Yesterday, Tyler, myself and a handful of other economics bloggers had a chance to discuss the economy with Treasury Secretary Geithner and other treasury officials. Here are a few random notes.
There was deep skepticism about the financial industry and about reform from some of the bloggers. More let’s say “radical” approaches such as Treasury taking an equity stake in underwater homes or giving everyone a guaranteed income were brought up. I was surprised to find myself on the side of the more conservative Treasury officials who cogently argued that such reforms were neither politically viable nor likely to work. Treasury gave a good argument that reform had been deep and meaningful.
A few good lines from a senior treasury official as I recall the gist:
- “Markets believe we can borrow. The public doesn’t. We need both to move forward on the fiscal front."
- “Businesses are investing in a way that shows more confidence than they are talking.” (graph here, see the last year or so AT)
There was a recognition that the Fed could do “dramatic” things but a sense that the theory here was uncertain and untested.
The best question of the day came from Tyler. The discussion was on the financial reform bill and how it changed the incentives of players in the financial industry by creating more risk for them. Tyler interrupted with “What I really want to know is how your incentives have been changed! What is to say that next time the decision will not be made to again bailout the bondholders?”

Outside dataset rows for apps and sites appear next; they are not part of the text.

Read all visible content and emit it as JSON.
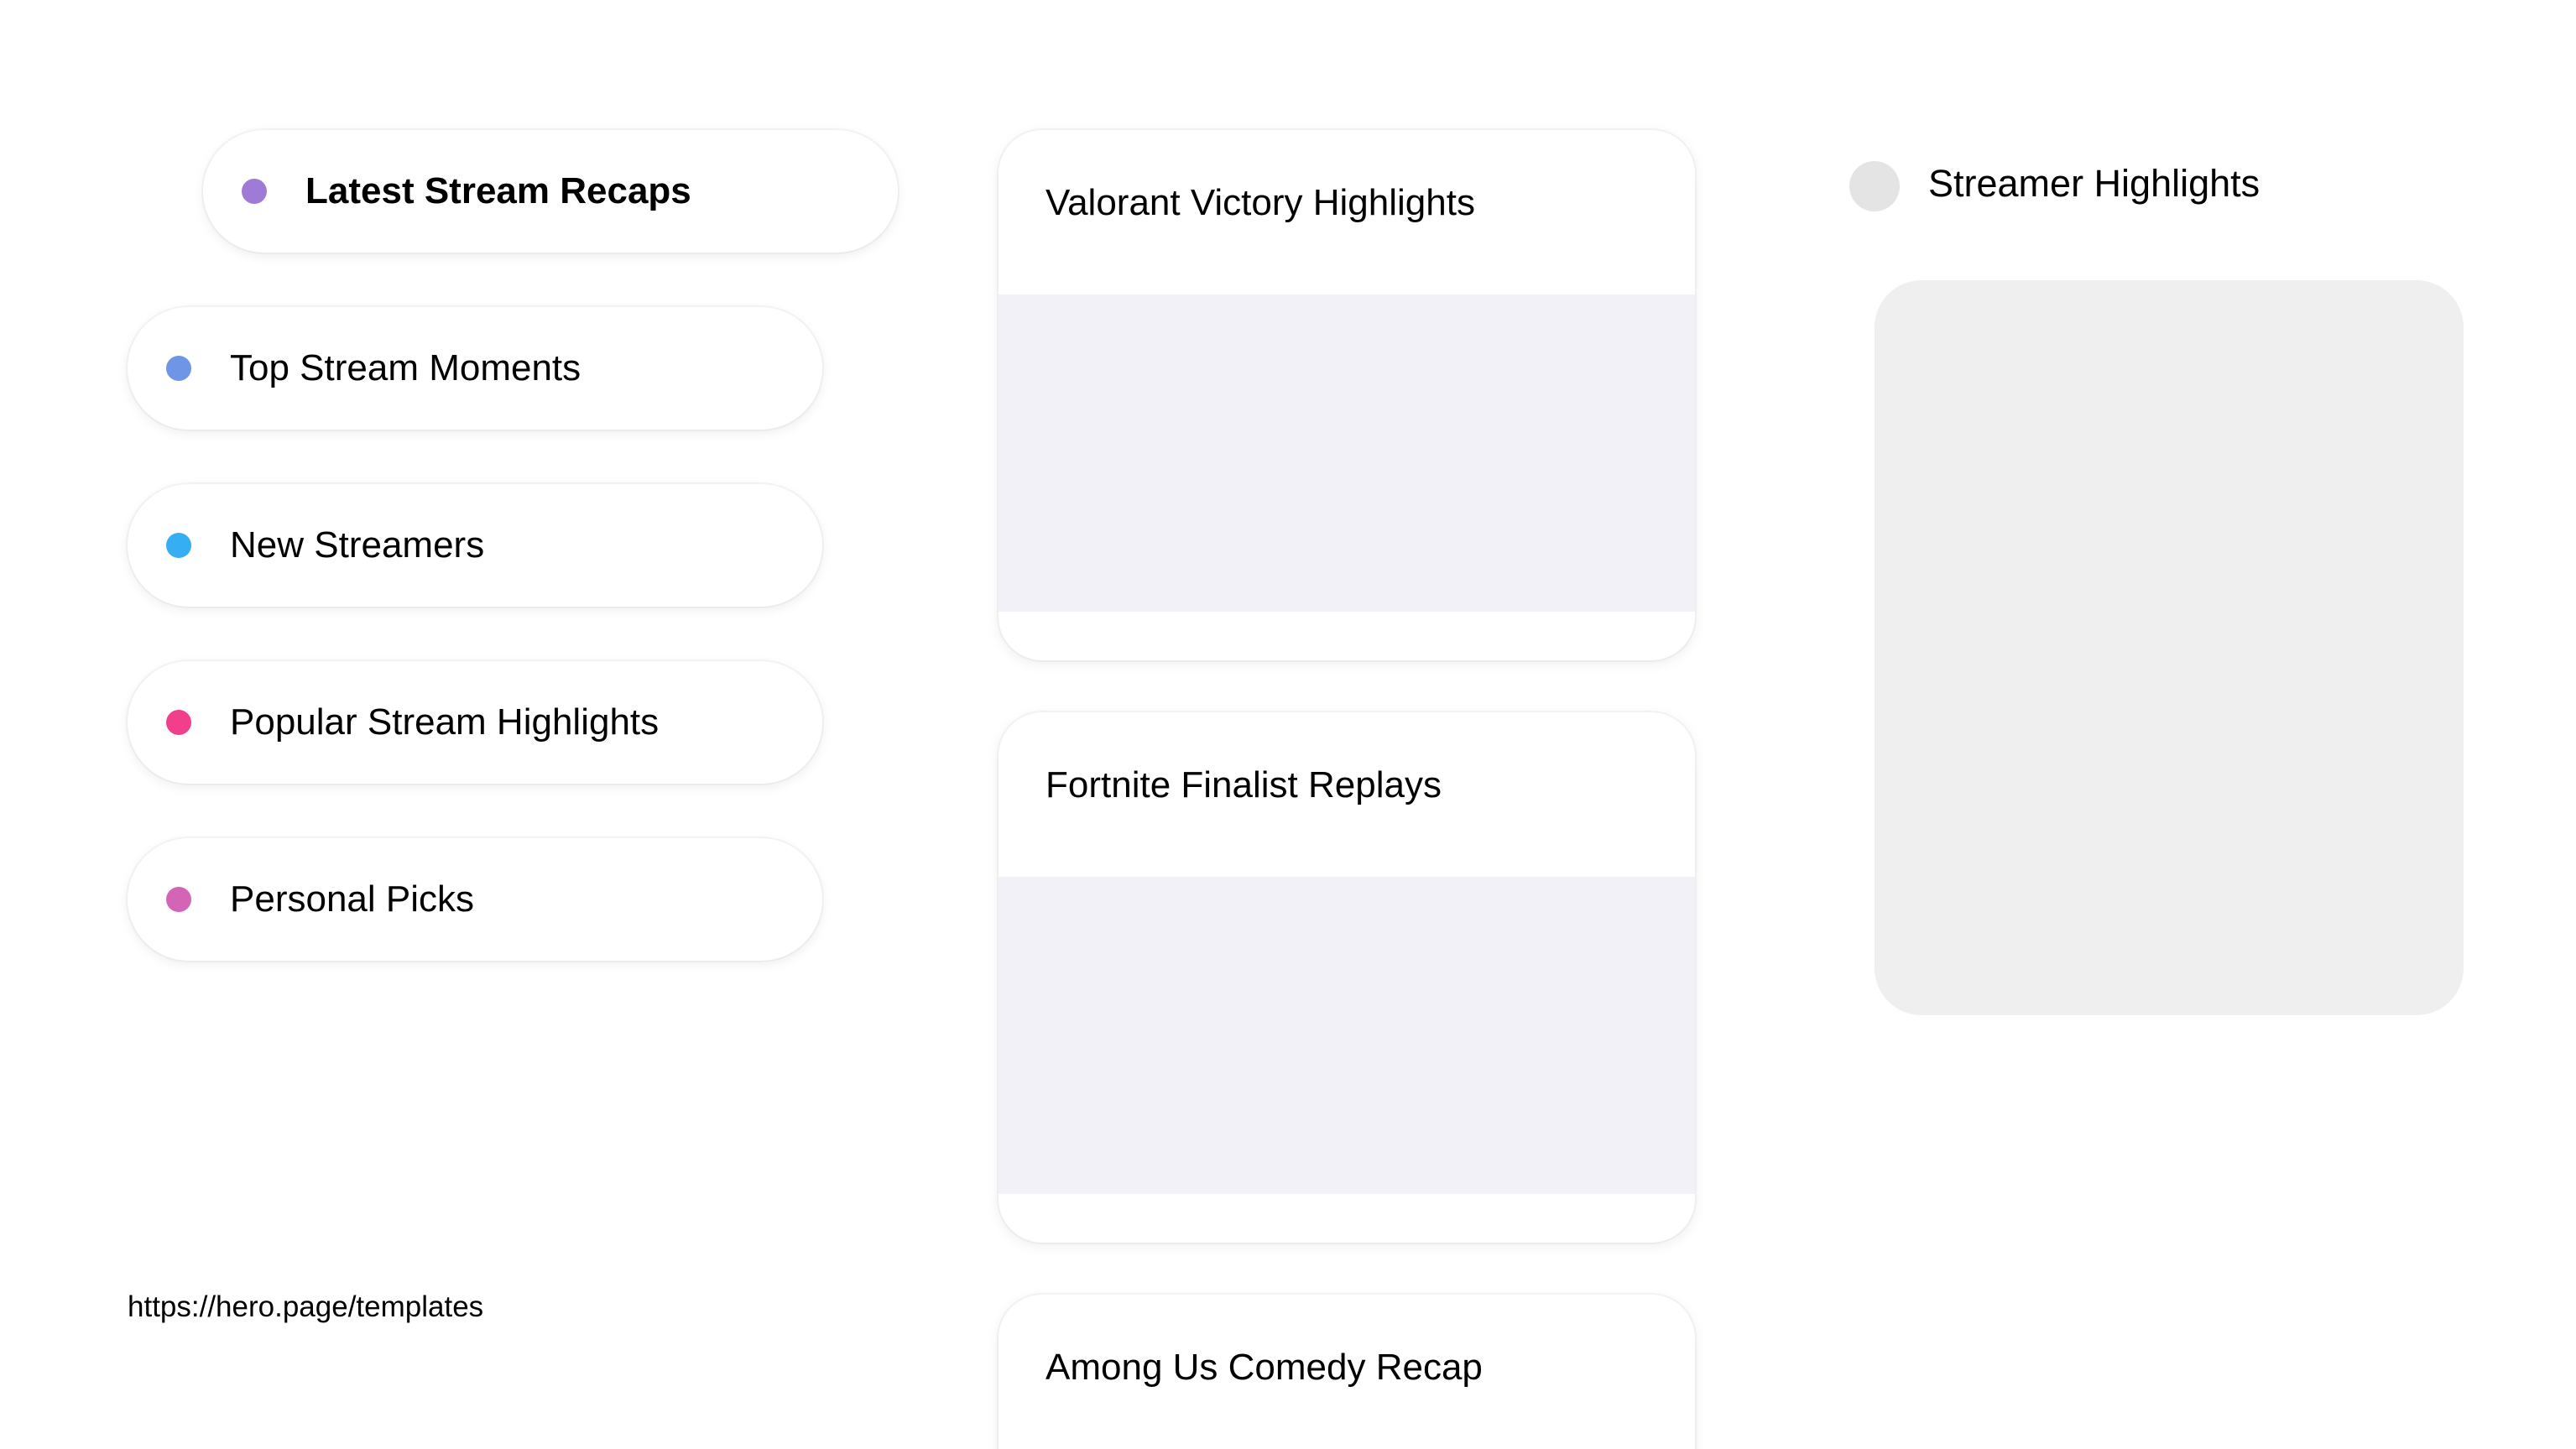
{
  "nav": {
    "items": [
      {
        "label": "Latest Stream Recaps",
        "dot_color": "#9f7ad6",
        "active": true
      },
      {
        "label": "Top Stream Moments",
        "dot_color": "#6f96e6",
        "active": false
      },
      {
        "label": "New Streamers",
        "dot_color": "#36aef4",
        "active": false
      },
      {
        "label": "Popular Stream Highlights",
        "dot_color": "#f23f8b",
        "active": false
      },
      {
        "label": "Personal Picks",
        "dot_color": "#d464b5",
        "active": false
      }
    ]
  },
  "footer": {
    "url": "https://hero.page/templates"
  },
  "cards": [
    {
      "title": "Valorant Victory Highlights"
    },
    {
      "title": "Fortnite Finalist Replays"
    },
    {
      "title": "Among Us Comedy Recap"
    }
  ],
  "side": {
    "title": "Streamer Highlights"
  },
  "colors": {
    "card_media": "#f3f1f8",
    "side_panel": "#efefef",
    "avatar": "#e4e4e4"
  }
}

As Tyler said after an earlier visit, Geithner is smart and deep. Geithner took questions on any topic. Bear in mind that taking questions from people like Mike Konczal, Tyler, or Interfluidity is not like taking questions from the press. Geithner quickly identified the heart of every question and responded in a way that showed a command of both theory and fact. We went way over scheduled time. He seemed to be having fun.